That lawsuit, filed in Manhattan by whistle-blower Oswald Bilotta, a former Long Island Novartis sales representative, states that to keep Fishberger prescribing its cardiovascular drugs at high levels, the company arranged a Bronx job for his son as one of its sales representatives.
Novartis is seeking dismissal of the federal lawsuit. Neither lawsuit has proceeded to trial.
Fishberger, a Port Jefferson internist, denied Novartis arranged a job for his son. He said his son got the job on his own after graduating from Boston University.
Payment databases show Fishberger received payments between 2009 and 2013 from drugmakers totaling about $1,700 for meals and attendance at drugmakers' events.
'A witch hunt'
Fishberger first denied accepting any payments -- citing his position on the formulary committee. "It's a conflict of interest for me, taking money from a drug company and being in charge of a formulary," Fishberger said.
But when told about the payment databases, Fishberger said he took "three small payments" from drugmakers.
Fishberger said he deserved to be paid for his attendance at events. "Your presence gives them more credibility," he said.
Fishberger said federal investigators had contacted him as a result of the U.S. attorney's lawsuit against Novartis. He said the government had "untrue data" about him.
"I was subpoenaed and interviewed," Fishberger said, noting he brought an attorney with him. "It's kind of rude and it's kind of a witch hunt."
Dr. Carl Elliott, a physician and bioethics professor at the University of Minnesota Medical School, said drugmakers have long sought formulary committee members to help sell their products.
"Someone who holds the key to the hospital drug cabinet -- those are exactly the people they want to get on their payroll," Elliott said. "They cultivate them."
Newsday found an online LinkedIn resume posted by Jennifer Confort, a former Novartis sales representative on Long Island.
The resume noted that Confort worked to have Diovan -- a Novartis blood pressure pill -- "added to the formularies at Peconic Bay Medical Center, Eastern Long Island, Southampton, Mather and St. Charles hospitals."
Confort acknowledged in an interview that she had approached Fishberger to get Diovan placed on the St. Charles and Mather formulary. Fishberger said he spoke to her.
"Yeah, I called him as a physician," Confort said. "I just spoke with physicians and asked for their support. He was open. He had good experience with the drug."
A few days after Newsday spoke to Confort, all references to Long Island hospital formularies had been deleted from her online resume.

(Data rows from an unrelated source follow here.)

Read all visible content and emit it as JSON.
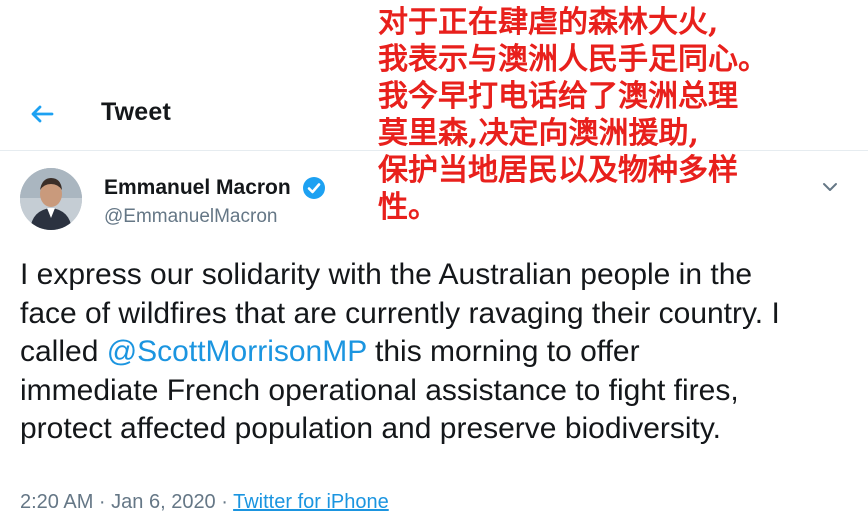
{
  "header": {
    "title": "Tweet"
  },
  "tweet": {
    "author_name": "Emmanuel Macron",
    "author_handle": "@EmmanuelMacron",
    "text_lines": [
      "I express our solidarity with the Australian people in the",
      "face of wildfires that are currently ravaging their country. I",
      "called ",
      "immediate French operational assistance to fight fires,",
      "protect affected population and preserve biodiversity."
    ],
    "mention": "@ScottMorrisonMP",
    "line3_tail": " this morning to offer",
    "timestamp": "2:20 AM · Jan 6, 2020 · ",
    "source": "Twitter for iPhone"
  },
  "overlay_translation": {
    "lines": [
      "对于正在肆虐的森林大火,",
      "我表示与澳洲人民手足同心。",
      "我今早打电话给了澳洲总理",
      "莫里森,决定向澳洲援助,",
      "保护当地居民以及物种多样",
      "性。"
    ],
    "color": "#e8201c"
  },
  "icons": {
    "back": "arrow-left-icon",
    "verified": "verified-badge-icon",
    "more": "chevron-down-icon"
  },
  "colors": {
    "accent": "#1da1f2",
    "link": "#1b95e0",
    "secondary_text": "#657786"
  }
}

The third doctor who took drugmakers' money while serving on the St. Charles and Mather formulary committee was Kaell, of Port Jefferson Station, with specialties in internal medicine and rheumatology.
Employees at Kaell's old practice said he has retired. Kaell received about $39,000 from drugmakers, the databases show.